    Recruitment Genius: Technical Report Writer

    £25000 - £35000 per annum: Recruitment Genius: A Technical Report Writer is re...

    MBDA UK Ltd: Indirect Procurement Category Manager

    Competitive salary & benefits!: MBDA UK Ltd: MBDA UK LTD Indirect Procurement...

    Day In a Page

    Isis hostage crisis: Militant group stands strong as its numerous enemies fail to find a common plan to defeat it

    Isis stands strong as its numerous enemies fail to find a common plan to defeat it

    The jihadis are being squeezed militarily and economically, but there is no sign of an implosion, says Patrick Cockburn
    Virtual reality thrusts viewers into the frontline of global events - and puts film-goers at the heart of the action

    Virtual reality: Seeing is believing

    Virtual reality thrusts viewers into the frontline of global events - and puts film-goers at the heart of the action
    Homeless Veterans appeal: MP says Coalition ‘not doing enough’

    Homeless Veterans appeal

    MP says Coalition ‘not doing enough’ to help
    Larry David, Steve Coogan and other comedians share stories of depression in new documentary

    Comedians share stories of depression

    The director of the new documentary, Kevin Pollak, tells Jessica Barrett how he got them to talk
    Has The Archers lost the plot with it's spicy storylines?

    Has The Archers lost the plot?

    A growing number of listeners are voicing their discontent over the rural soap's spicy storylines; so loudly that even the BBC's director-general seems worried, says Simon Kelner
    English Heritage adds 14 post-war office buildings to its protected lists

    14 office buildings added to protected lists

    Christopher Beanland explores the underrated appeal of these palaces of pen-pushing
    Human skull discovery in Israel proves humans lived side-by-side with Neanderthals

    Human skull discovery in Israel proves humans lived side-by-side with Neanderthals

    Scientists unearthed the cranial fragments from Manot Cave in West Galilee
    World War Z author Max Brooks honours WW1's Harlem Hellfighters in new graphic novel

    Max Brooks honours Harlem Hellfighters

    The author talks about race, legacy and his Will Smith film option to Tim Walker
    Why the league system no longer measures up

    League system no longer measures up

    Jon Coles, former head of standards at the Department of Education, used to be in charge of school performance rankings.

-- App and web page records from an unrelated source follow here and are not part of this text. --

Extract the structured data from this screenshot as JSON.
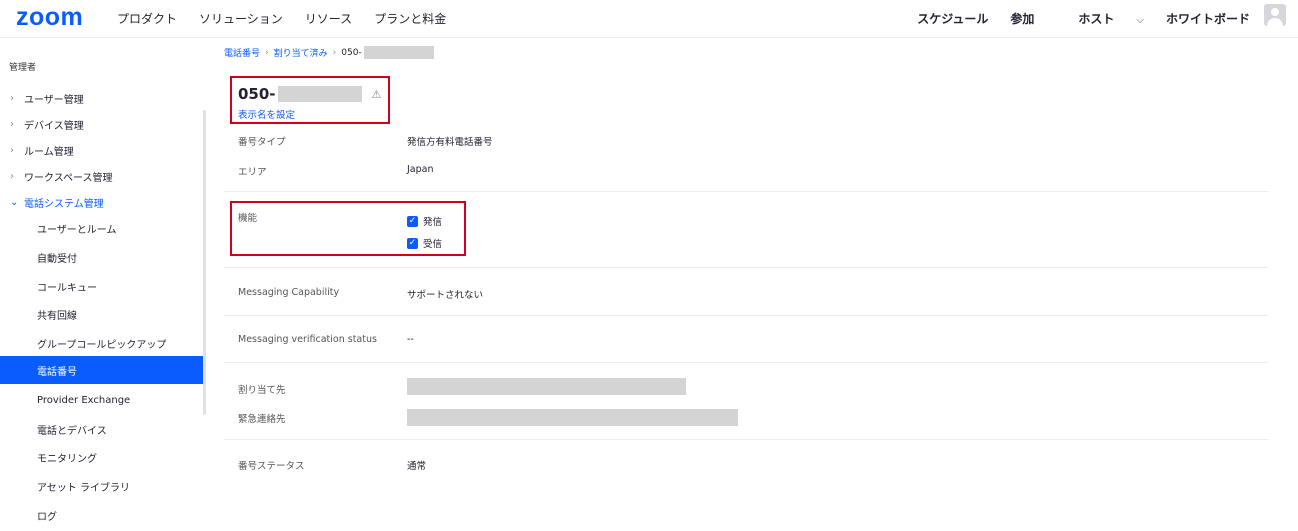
{
  "topbar": {
    "logo": "zoom",
    "nav_left": [
      "プロダクト",
      "ソリューション",
      "リソース",
      "プランと料金"
    ],
    "nav_right": {
      "schedule": "スケジュール",
      "join": "参加",
      "host": "ホスト",
      "whiteboard": "ホワイトボード"
    }
  },
  "sidebar": {
    "admin_label": "管理者",
    "groups": [
      {
        "label": "ユーザー管理"
      },
      {
        "label": "デバイス管理"
      },
      {
        "label": "ルーム管理"
      },
      {
        "label": "ワークスペース管理"
      },
      {
        "label": "電話システム管理"
      }
    ],
    "sub_items": [
      {
        "label": "ユーザーとルーム"
      },
      {
        "label": "自動受付"
      },
      {
        "label": "コールキュー"
      },
      {
        "label": "共有回線"
      },
      {
        "label": "グループコールピックアップ"
      },
      {
        "label": "電話番号"
      },
      {
        "label": "Provider Exchange"
      },
      {
        "label": "電話とデバイス"
      },
      {
        "label": "モニタリング"
      },
      {
        "label": "アセット ライブラリ"
      },
      {
        "label": "ログ"
      }
    ]
  },
  "breadcrumb": {
    "items": [
      "電話番号",
      "割り当て済み"
    ],
    "current": "050-"
  },
  "number": {
    "title": "050-",
    "set_display_name": "表示名を設定"
  },
  "details": {
    "number_type_label": "番号タイプ",
    "number_type_value": "発信方有料電話番号",
    "area_label": "エリア",
    "area_value": "Japan",
    "capability_label": "機能",
    "capability_outgoing": "発信",
    "capability_incoming": "受信",
    "messaging_capability_label": "Messaging Capability",
    "messaging_capability_value": "サポートされない",
    "messaging_verification_label": "Messaging verification status",
    "messaging_verification_value": "--",
    "assigned_to_label": "割り当て先",
    "emergency_address_label": "緊急連絡先",
    "number_status_label": "番号ステータス",
    "number_status_value": "通常"
  },
  "colors": {
    "accent": "#0b5cff",
    "highlight": "#d0021b"
  }
}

He explains how he would reform the system
    Valentine's Day cards: 5 best online card shops

    Don't leave it to the petrol station: The best online card shops for Valentine's Day

    Can't find a card you like on the high street? Try one of these sites for individual, personalised options, whatever your taste
    Diego Costa: Devil in blue who upsets defences is a reminder of what Liverpool have lost

    Devil in blue Costa is a reminder of what Liverpool have lost

    The Reds are desperately missing Luis Suarez, says Ian Herbert
    Ashley Giles: 'I'll watch England – but not as a fan'

    Ashley Giles: 'I'll watch England – but not as a fan'

    Former one-day coach says he will ‘observe’ their World Cup games – but ‘won’t be jumping up and down’
    Greece elections: In times like these, the EU has far more dangerous adversaries than Syriza

    Greece elections

    In times like these, the EU has far more dangerous adversaries than Syriza, says Patrick Cockburn
    Holocaust Memorial Day: Nazi victims remembered as spectre of prejudice reappears

    Holocaust Memorial Day

    Nazi victims remembered as spectre of prejudice reappears over Europe
    Fortitude and the Arctic attraction: Our fascination with the last great wilderness

    Magnetic north

    The Arctic has always exerted a pull, from Greek myth to new thriller Fortitude. Gerard Gilbert considers what's behind our fascination with the last great wilderness